There’s a bit of a learning curve to using all the editing tools, but you can preview all of your changes before committing to them.

Insta360 One RS review: Battery life

Insta360 says that the One RS should last up to 65 minutes when recording video at 5.3K at 30fps. That’s comparable to the GoPro Hero10, which can record 5.3K/60 fps video for up to 56 minutes. 

As mentioned earlier, extra batteries for the Insta360 One R cost $29.99 each. GoPro offers a standard rechargeable battery for $19.99, and an Enduro rechargeable battery for $24.99.

Close up of Insta360 One RS

(Image credit: Tom's Guide)

One thing to note — if you’re editing video on your smartphone directly from the One RS, it will chew into your battery life pretty quickly, so I’d advise either downloading clips to your smartphone, or offloading them to your computer and editing them there via Insta360’s desktop app.

Insta360 One RS review: Bottom line

When it comes to the best action cams, I still think the GoPro Hero10 is the best around. It has better video-recording capabilities, it’s slightly smaller, and because of its larger buttons and screen, it’s a little easier to use on the go. However, if you’re looking for the most versatile action camera, then the Insta360 One RS is the way to go. While you sacrifice a little in the name of video quality, you can have two cameras in one. 

As of this writing, you can get the GoPro Hero10 with a 32GB microSDHC card and a one-year subscription ($50/year) — which includes Unlimited cloud backup and discounts on GoPro accessories — for $349. By comparison, the Insta360 One RS with the 4K Boost Lens and 360 Lens costs $549.99. You can get the One RS with just the 4K lens for $299, but if you want just an action camera, then go with the GoPro. 

Unless something unprecedented happens in the world of action cameras, it’s hard to see any company topping GoPro’s annual innovations. In creating a different kind of action camera — one whose lenses you can swap out for a 360 camera — and pairing it with a robust app, Insta360 offers a compelling alternative. 
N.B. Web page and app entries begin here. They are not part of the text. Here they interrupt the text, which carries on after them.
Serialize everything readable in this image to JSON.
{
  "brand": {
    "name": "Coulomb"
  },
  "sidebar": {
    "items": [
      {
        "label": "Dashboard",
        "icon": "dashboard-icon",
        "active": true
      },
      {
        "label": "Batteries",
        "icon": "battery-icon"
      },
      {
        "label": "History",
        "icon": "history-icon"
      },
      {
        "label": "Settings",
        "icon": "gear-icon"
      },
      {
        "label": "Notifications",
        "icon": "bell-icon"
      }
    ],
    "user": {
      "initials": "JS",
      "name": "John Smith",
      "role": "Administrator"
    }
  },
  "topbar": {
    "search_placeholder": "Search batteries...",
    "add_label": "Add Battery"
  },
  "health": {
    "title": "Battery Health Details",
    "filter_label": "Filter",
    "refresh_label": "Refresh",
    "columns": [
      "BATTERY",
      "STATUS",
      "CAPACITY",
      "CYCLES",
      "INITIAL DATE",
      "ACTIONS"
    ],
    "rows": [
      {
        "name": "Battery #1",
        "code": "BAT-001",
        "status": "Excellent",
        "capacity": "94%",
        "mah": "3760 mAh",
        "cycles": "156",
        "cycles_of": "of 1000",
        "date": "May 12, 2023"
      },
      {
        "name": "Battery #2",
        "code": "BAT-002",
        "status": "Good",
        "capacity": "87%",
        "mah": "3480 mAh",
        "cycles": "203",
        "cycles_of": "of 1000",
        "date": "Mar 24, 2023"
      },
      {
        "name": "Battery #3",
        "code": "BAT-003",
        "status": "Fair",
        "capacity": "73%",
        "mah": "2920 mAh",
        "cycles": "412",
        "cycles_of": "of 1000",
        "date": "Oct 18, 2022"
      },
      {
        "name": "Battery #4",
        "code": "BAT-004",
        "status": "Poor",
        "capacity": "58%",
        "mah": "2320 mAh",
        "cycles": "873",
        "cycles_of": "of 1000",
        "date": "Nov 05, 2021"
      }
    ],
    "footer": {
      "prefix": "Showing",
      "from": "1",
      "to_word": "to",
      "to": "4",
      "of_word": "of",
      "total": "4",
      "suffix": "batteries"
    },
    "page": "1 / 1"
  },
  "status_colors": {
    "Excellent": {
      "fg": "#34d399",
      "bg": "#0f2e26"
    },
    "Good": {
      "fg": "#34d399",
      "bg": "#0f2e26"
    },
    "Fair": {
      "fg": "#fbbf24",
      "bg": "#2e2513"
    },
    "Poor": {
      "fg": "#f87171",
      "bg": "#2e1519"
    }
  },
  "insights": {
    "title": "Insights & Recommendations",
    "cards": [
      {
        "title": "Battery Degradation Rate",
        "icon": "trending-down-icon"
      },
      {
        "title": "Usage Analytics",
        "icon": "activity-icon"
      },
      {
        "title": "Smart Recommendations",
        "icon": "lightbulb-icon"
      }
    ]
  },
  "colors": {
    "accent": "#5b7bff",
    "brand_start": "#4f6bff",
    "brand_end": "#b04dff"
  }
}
Mike Prospero
U.S. Editor-in-Chief, Tom's Guide

Michael A. Prospero is the U.S. Editor-in-Chief for Tom’s Guide. He oversees all evergreen content as well as the Homes, Smart Home, and Fitness/Wearables categories, but also tests out the latest standing desks, webcams, drones, and electric scooters. He has worked at Tom's Guide for many a year; before that, he was the Reviews Editor for Laptop Magazine, a reporter at Fast Company, and, many eons back, an intern at George magazine. When he’s not testing out the latest running watch, electric scooter, or skiing or training for a marathon, he’s probably using the latest sous vide machine, smoker, or pizza oven, to the delight or chagrin of his family.